Introduction to AWS Storage Gateways
AWS Storage Gateway is a hybrid cloud storage service that connects your on-premises environment with AWS cloud storage. It allows you to securely store data in the cloud for backup, archiving, and disaster recovery. The three primary types of AWS Storage Gateway are:
- File Gateway: This type of gateway allows you to store and retrieve objects in Amazon S3 using the Network File System (NFS) or Server Message Block (SMB) protocols. It’s commonly used for file sharing and cloud backup.
- Volume Gateway: With Volume Gateway, you can create block volumes that can be mounted as iSCSI devices, making them suitable for applications that need block-level storage. There are two modes within Volume Gateway: Stored Volumes and Cached Volumes.
- Tape Gateway: Tape Gateway offers a way to archive data to virtual tape in Amazon S3 and Amazon Glacier. It provides an alternative to traditional tape backup systems.
Understanding the Differences
Now, let’s dive deeper into the differences between these storage gateway types:
1. File Gateway
- Use Case: File Gateway is ideal for file-based workloads like document management, content repositories, and media assets. It serves as a file interface to store data in Amazon S3.
- Access Method: File Gateway supports NFS and SMB protocols, which are standard for file shares.
- Data Placement: Data is directly stored as objects in Amazon S3, making it accessible from anywhere in your network.
- Latency: File Gateway minimizes latency since files are directly stored in Amazon S3.
2. Volume Gateway
- Use Cases:
- Stored Volumes: This mode is suitable for applications that require low-latency access to their entire dataset, such as databases. Data is stored in Amazon EBS snapshots.
- Cached Volumes: Cached Volumes are for applications that need cost-effective storage with low latency for frequently accessed data. Data is primarily stored in Amazon S3.
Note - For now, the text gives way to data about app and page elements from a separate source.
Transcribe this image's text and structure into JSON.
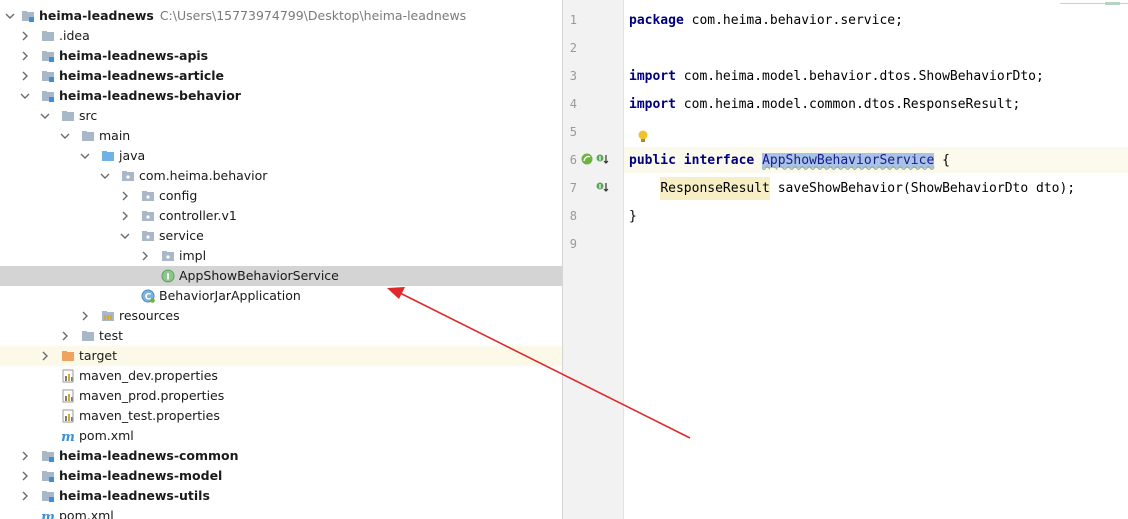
{
  "project_tree": {
    "root_label": "heima-leadnews",
    "root_path": "C:\\Users\\15773974799\\Desktop\\heima-leadnews",
    "items": [
      {
        "label": ".idea"
      },
      {
        "label": "heima-leadnews-apis"
      },
      {
        "label": "heima-leadnews-article"
      },
      {
        "label": "heima-leadnews-behavior"
      },
      {
        "label": "src"
      },
      {
        "label": "main"
      },
      {
        "label": "java"
      },
      {
        "label": "com.heima.behavior"
      },
      {
        "label": "config"
      },
      {
        "label": "controller.v1"
      },
      {
        "label": "service"
      },
      {
        "label": "impl"
      },
      {
        "label": "AppShowBehaviorService"
      },
      {
        "label": "BehaviorJarApplication"
      },
      {
        "label": "resources"
      },
      {
        "label": "test"
      },
      {
        "label": "target"
      },
      {
        "label": "maven_dev.properties"
      },
      {
        "label": "maven_prod.properties"
      },
      {
        "label": "maven_test.properties"
      },
      {
        "label": "pom.xml"
      },
      {
        "label": "heima-leadnews-common"
      },
      {
        "label": "heima-leadnews-model"
      },
      {
        "label": "heima-leadnews-utils"
      },
      {
        "label": "pom.xml"
      }
    ]
  },
  "editor": {
    "line_numbers": [
      "1",
      "2",
      "3",
      "4",
      "5",
      "6",
      "7",
      "8",
      "9"
    ],
    "line1": {
      "kw": "package",
      "rest": " com.heima.behavior.service;"
    },
    "line3": {
      "kw": "import",
      "rest": " com.heima.model.behavior.dtos.ShowBehaviorDto;"
    },
    "line4": {
      "kw": "import",
      "rest": " com.heima.model.common.dtos.ResponseResult;"
    },
    "line6": {
      "kw1": "public",
      "kw2": "interface",
      "name": "AppShowBehaviorService",
      "brace": " {"
    },
    "line7": {
      "type": "ResponseResult",
      "rest": " saveShowBehavior(ShowBehaviorDto dto);"
    },
    "line8": {
      "text": "}"
    }
  },
  "colors": {
    "selection": "#d4d4d4",
    "arrow": "#e0282a",
    "keyword": "#000080",
    "interface_badge": "#5aa65a",
    "folder": "#a9b8c8",
    "module_badge": "#3d8fd6",
    "target_folder": "#f0a35e"
  }
}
- Access Method: Volume Gateway uses the iSCSI protocol, making it compatible with block storage applications.
- Data Placement:
- Stored Volumes: Data is stored in Amazon EBS snapshots.
- Cached Volumes: Frequently accessed data is stored in an on-premises cache while the rest is in Amazon S3.
- Latency: Cached Volumes introduce slightly higher latency due to data retrieval from Amazon S3.
3. Tape Gateway
- Use Case: Tape Gateway is designed for archiving and backup applications that use traditional tape-based workflows.
- Access Method: It emulates a physical tape library, allowing applications to work with virtual tapes using the iSCSI protocol.
- Data Placement: Data is archived to Amazon S3 and Amazon Glacier in the form of virtual tapes.
- Latency: Retrieving data from virtual tapes may introduce higher latency compared to other gateway types.
Choosing the right AWS Storage Gateway type depends on your specific use case and requirements. File Gateway, Volume Gateway, and Tape Gateway offer flexibility for various storage and access scenarios, enabling you to seamlessly integrate your on-premises and cloud environments. Understanding the differences between these gateways is essential for making the right choice that aligns with your organization’s needs.